* _Problem to solve_: Only lines with the string "level" are wanted. Pull them out of the data.

(Entries from a dataset of interfaces)
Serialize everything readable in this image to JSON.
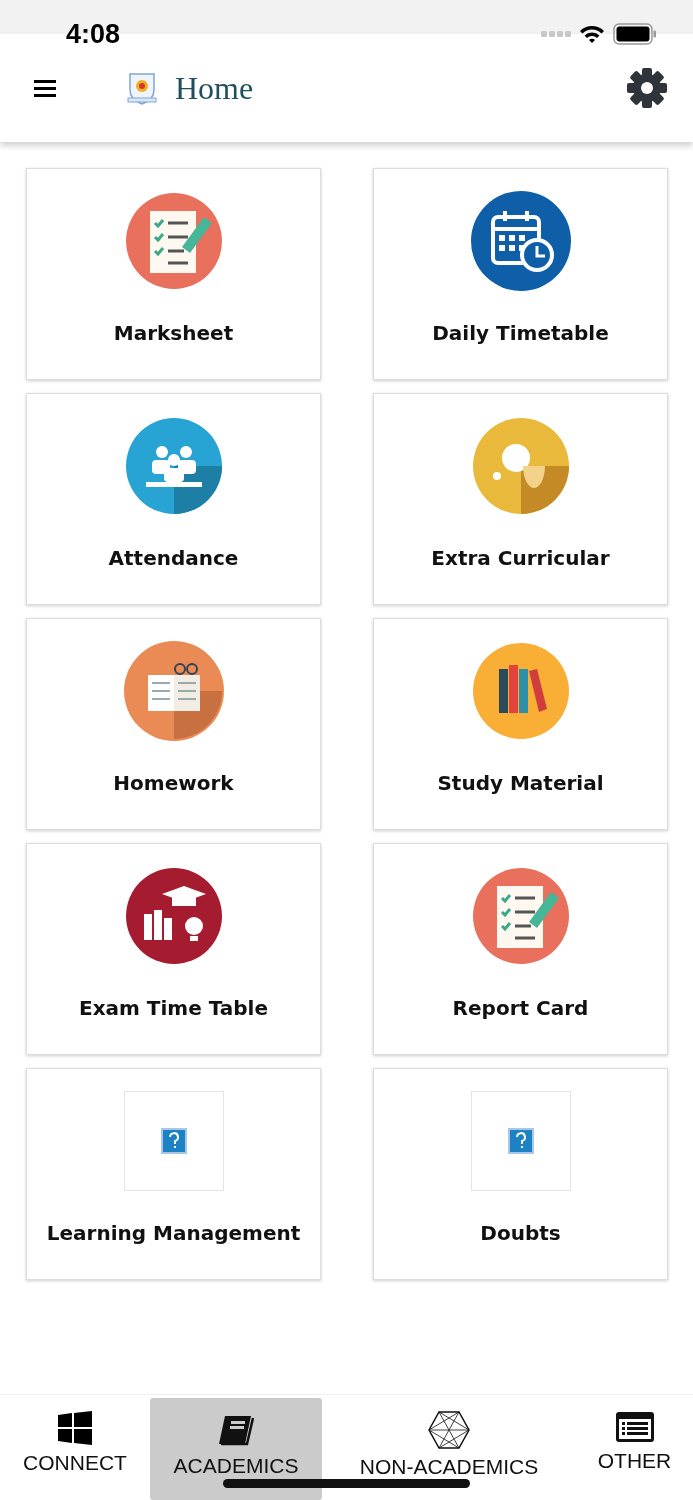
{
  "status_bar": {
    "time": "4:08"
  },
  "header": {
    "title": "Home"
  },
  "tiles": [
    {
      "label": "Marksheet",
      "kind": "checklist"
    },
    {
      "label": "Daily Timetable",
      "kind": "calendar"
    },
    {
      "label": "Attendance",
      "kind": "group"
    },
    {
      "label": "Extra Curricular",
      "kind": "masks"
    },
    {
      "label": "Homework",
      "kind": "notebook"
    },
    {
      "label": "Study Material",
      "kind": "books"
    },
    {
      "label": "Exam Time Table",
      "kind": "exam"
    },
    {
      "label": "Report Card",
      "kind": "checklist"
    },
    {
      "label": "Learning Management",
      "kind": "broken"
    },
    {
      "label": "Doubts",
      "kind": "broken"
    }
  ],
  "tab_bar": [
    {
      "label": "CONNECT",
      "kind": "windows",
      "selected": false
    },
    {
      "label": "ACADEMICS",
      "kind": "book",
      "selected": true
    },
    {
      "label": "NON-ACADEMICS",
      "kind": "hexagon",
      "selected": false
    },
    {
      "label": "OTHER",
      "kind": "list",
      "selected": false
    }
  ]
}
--
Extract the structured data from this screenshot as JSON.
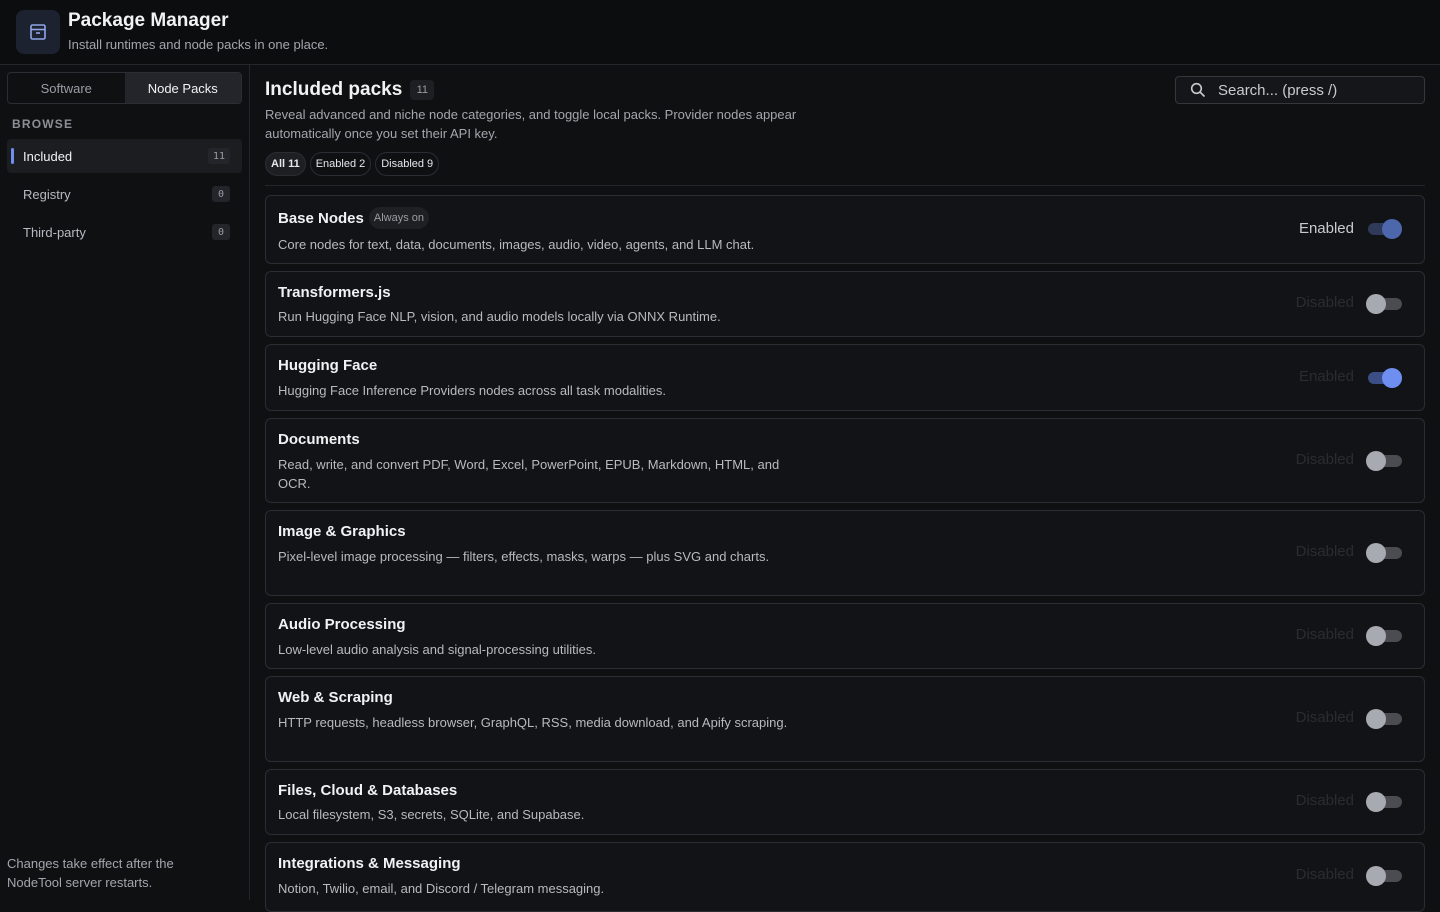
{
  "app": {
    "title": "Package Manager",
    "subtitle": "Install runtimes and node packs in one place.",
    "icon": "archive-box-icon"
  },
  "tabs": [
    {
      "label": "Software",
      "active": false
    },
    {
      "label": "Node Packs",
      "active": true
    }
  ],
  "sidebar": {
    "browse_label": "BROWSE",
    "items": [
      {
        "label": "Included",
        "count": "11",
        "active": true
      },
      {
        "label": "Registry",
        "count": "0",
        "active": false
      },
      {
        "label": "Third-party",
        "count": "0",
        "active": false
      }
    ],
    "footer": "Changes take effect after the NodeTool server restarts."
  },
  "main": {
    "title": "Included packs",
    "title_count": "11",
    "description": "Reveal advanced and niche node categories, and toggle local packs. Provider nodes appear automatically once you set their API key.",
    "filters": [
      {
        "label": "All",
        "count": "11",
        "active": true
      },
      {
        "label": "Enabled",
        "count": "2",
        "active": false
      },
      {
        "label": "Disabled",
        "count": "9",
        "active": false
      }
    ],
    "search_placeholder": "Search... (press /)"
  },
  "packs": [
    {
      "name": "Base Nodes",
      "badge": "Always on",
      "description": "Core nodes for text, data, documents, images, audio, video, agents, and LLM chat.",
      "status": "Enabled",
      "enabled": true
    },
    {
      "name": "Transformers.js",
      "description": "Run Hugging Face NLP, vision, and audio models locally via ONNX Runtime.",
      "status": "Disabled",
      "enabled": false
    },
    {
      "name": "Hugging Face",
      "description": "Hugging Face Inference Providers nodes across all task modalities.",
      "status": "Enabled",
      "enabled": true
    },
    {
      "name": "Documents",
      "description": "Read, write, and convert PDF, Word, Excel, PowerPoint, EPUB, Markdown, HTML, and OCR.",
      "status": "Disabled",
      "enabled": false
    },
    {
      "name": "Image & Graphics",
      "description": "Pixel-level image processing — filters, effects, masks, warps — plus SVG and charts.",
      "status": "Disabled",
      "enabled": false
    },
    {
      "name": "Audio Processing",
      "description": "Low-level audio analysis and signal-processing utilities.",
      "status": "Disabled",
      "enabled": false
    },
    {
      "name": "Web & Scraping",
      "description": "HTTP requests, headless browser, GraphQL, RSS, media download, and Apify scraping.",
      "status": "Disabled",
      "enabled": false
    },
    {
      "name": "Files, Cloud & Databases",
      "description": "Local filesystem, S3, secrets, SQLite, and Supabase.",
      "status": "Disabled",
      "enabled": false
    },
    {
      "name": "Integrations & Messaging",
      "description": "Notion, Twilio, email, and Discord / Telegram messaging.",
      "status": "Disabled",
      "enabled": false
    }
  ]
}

* _Solution to this task_:
      "description": "Pixel-level image processing — filters, effects, masks, warps — plus SVG and charts.",
      "description": "Low-level audio analysis and signal-processing utilities.",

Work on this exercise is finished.